Without flash

With flash and softbox

SUMMARY


Here are some of the things I like about the Fotodiox 8x12:
  • currently about half the price of the Lumiquest SBIII
  • 33% larger than the 8x9 SBIII.
  • The interior surface is not just white or smooth silver.  It has a bumpy silver surface which I think helps the light spread out more evenly inside the box and reduce hotspots.
  • Can still be used for on-camera flash.  Light enough that it doesn't seem to strain the flash head.  
  • Does not block the lens at 17mm (25.5mm equivalent) -- the main reason I didn't get the Lumiquest LTP.
  • Includes a built-in velcro strap and rubberized interior strip to grip the flash head without the need for a cinch strap.
  • Includes a built-in internal baffle for extra diffusion.  I haven't been using it though.
  • Much more portable than a ring light.
  • Includes a convenient carrying bag with a small strap that I can attach to my camera bag.
  • 2 yr warranty.
What I don't like about it:
  • It is not rigid and doesn't have any kind of frame, so the sides don't straighten out perfectly.  It flexes like starched dinner napkin.  But even if the sides aren't evenly straightened it seems that the light still looks even (even if I don't use the internal baffle). 
  • Takes a few seconds to unfold it, "fluff" it up, and attach it to the flash.  I think it would be faster if the sides had some rigidity.
  • Not 100% perfect for fill light because it still casts a shadow.
  • Blocks the AF assist light from the hotshoe flash.
  • Very tight fit on the YN-560 (which I think has the exact same dimensions as a 580EXII).
  • The front part is some sort of thin polyester fabric -- I'm concerned that it might get damaged.  However, from what I gather, that's the same type of material used in 'real' softboxes.
  • Carrying bag is extremely thin.  I doubt the bag will last a long time.
Where does the Fotodiox fit in my gear options?  If I'm in a fully controlled environment and wanted fill light, I would use bounce flash, an umbrella, or regular-sized softbox to minimize shadows.  If I'm shooting run-and-gun the whole day (e.g. as an event photographer), the Coco Ring Flash seems to provide less noticeable shadows (because it's closer to the axis).  But for everyday shooting purposes, which require me to take my camera in and out of my camera bag, or when I'm not sure if I'm even going to take any photos, bringing the Coco Ring Flash is too inconvenient, and I would instead use the Fotodiox 8x12.  That's why the Fotodiox's carrying bag has been firmly attached to my camera bag ever since I got it.

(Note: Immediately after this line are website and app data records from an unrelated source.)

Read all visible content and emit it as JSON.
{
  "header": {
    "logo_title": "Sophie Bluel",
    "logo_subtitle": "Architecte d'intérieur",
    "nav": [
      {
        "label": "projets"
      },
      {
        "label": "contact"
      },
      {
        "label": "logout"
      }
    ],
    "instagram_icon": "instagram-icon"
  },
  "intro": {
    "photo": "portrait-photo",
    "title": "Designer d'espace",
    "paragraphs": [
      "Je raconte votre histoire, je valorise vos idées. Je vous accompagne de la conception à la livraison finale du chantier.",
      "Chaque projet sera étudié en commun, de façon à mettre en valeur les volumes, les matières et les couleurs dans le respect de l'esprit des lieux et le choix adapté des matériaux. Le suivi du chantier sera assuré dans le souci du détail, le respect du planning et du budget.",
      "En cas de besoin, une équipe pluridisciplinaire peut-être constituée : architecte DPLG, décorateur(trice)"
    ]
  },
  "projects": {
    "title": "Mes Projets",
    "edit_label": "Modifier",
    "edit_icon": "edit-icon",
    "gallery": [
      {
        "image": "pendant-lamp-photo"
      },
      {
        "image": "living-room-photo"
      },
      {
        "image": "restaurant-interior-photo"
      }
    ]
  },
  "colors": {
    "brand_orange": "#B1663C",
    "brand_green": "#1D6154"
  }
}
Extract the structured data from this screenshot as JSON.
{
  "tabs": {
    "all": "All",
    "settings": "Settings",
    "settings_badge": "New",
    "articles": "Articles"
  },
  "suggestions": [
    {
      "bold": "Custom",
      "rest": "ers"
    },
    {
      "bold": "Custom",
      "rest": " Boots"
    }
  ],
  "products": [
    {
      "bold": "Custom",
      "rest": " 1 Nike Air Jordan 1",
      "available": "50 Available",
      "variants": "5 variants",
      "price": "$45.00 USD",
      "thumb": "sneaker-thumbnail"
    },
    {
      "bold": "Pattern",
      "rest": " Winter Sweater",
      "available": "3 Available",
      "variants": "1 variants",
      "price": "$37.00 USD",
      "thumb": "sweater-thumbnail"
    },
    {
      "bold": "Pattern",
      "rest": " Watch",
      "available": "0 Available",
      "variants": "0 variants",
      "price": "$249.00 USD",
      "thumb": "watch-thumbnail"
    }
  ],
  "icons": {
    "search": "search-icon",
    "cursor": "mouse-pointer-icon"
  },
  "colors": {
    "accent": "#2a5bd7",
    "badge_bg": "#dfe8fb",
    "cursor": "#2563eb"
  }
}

If you'd like to get the Fotodiox 8x12 from Amazon, here's the link (note: it's an affiliate link - thanks for helping to support the blog!).

Here are a few more shots with the softbox:




photo taken by my dad!